Dr. Jim Spohrer is the Director of IBM Global University Programs. This program develops collaborative research and course/skill development projects with universities around the world, on topics such as nanotechnology, cell chips, supercomputing, cloud computing, service science. Formerly, he was the Director of Service Research at IBM Almaden Research Center in San Jose, CA. His work in the emerging field known as Service Science seeks to understand value-cocreation phenomena of service systems and networks. The field seeks to improve service quality, productivity, compliance, and sustainable innovation. As a founding advisor of the Service Research and Innovation Initiate, he works with global universities, governments, non-pro…

Education for the Service Economy

Indian services sector is growing and now contributes nearly 60% of the GDP with rest contributed by agriculture and manufacturing.

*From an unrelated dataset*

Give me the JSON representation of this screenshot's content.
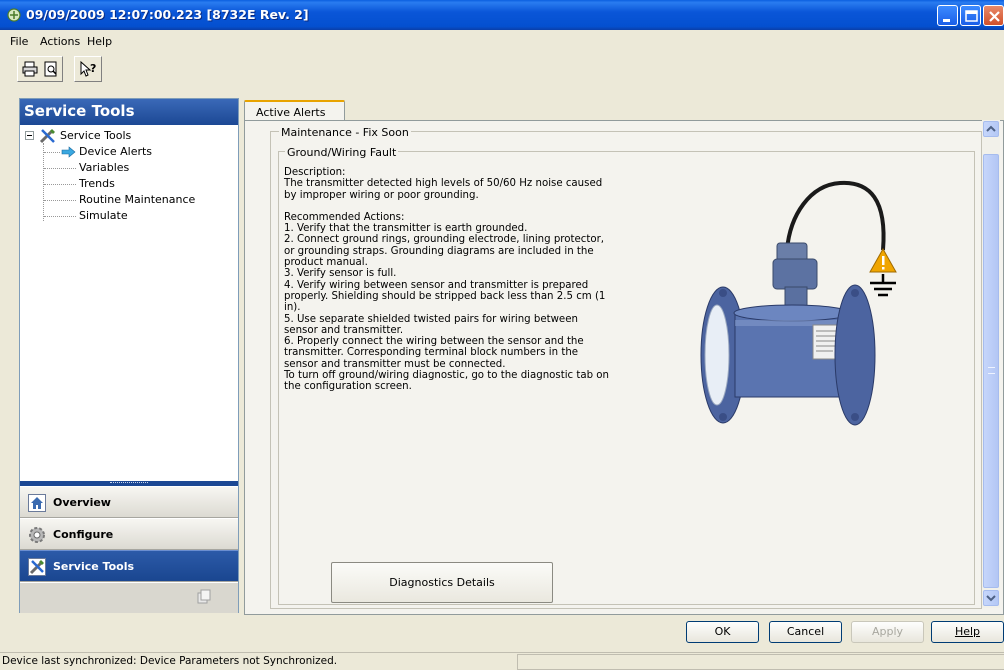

There are institutions of formal education and research for agriculture sector. Likewise, excellent programs in engineering and technology have been long existing at institutes like IITs and NITIE, that focus on tradtional manufacturing and industrial sector. Ironically, there is no formal education that prepares talent for innovating and improving productivity for the service sector that contributes most to the GDP. Enter Service Science, Management and Engineering (SSME). The interdisciplinary initiative of SSME focuses on “the application of scientific, management, and engineering disciplines to tasks that one organization (service provider) beneficially performs for and with another (service client)” (Spohrer, et al.). IBM helped emergence of Computer Science as a field of study and now it is leading charge to help create Service Science. IBM Systems …